My wife and I once had a chow-like dog who seemed to appreciate being photographed. Her name was Bridget and she would pose in front of landmarks (Notre Dame, Eiffel Tower, The Seine, Westminster, Telegraph Hill in London, Nunhead Cemetery, Golden Gate Bridge). Now I am beginning to think Jackson County’s Great Gray Owls appreciate being appreciated. The species is notorious for being aloof of human presence but I think they have come to like being a “wow.” Just the opposite of Belted Kingfishers who are always camera-shy. Here’s Mel Clements’ description of his owl day in the Cascades east of Ashland:
“I almost didn’t make the trip up the hill this morning. Looking out from the bedroom window, I saw darkness, low clouds covering the tops of the hill, and haze from the fires. I decided to go anyway.

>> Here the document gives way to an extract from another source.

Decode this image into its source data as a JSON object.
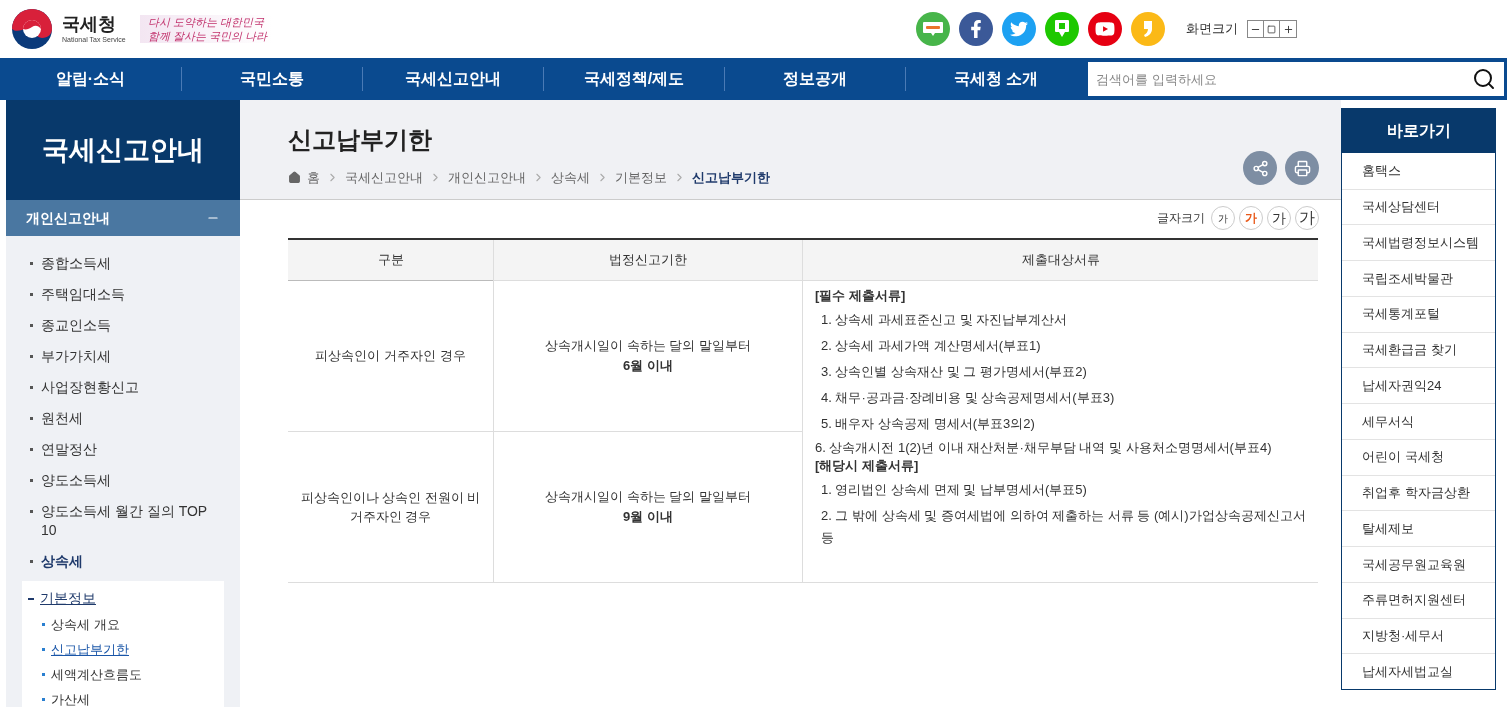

“On November 29, 2015 (6:55 a.m.) I saw a Great Gray Owl near Hooper Springs. It flew to the top of a tall telephone pole and was only a dark profile in the dark morning light. Since then I’ve watched that large meadow but without success. Today it paid off. Sitting on a listening post on the left side and above the roadway was a large Great Gray Owl. It didn’t seem to mind my vehicle’s presence today. I was able to snap a few photos of the GGO in the poor light but had to spend most of my time trying to correct for the exposure – due to the light smoke haze, some very light fog and the heavy cloud cover. The GGO finally relocated into a large tree and I was unable to see it anymore due to the darkness.
“Arriving later at 2 Pines 45 minutes later, I caught a brief glimpse of an unidentified hawk as it cut across the meadow to the tree line on the east side of the meadow. A few steps later the Great Gray Owl flew into the nearest tree to me in the meadow and began surveying the area for breakfast. I was able to quietly photograph and watch this GGO until it flew into the south tree line.
“A very good day despite the poor weather and lighting.
“#1- Hooper Springs GGO
“#2- 2 – Pines GGO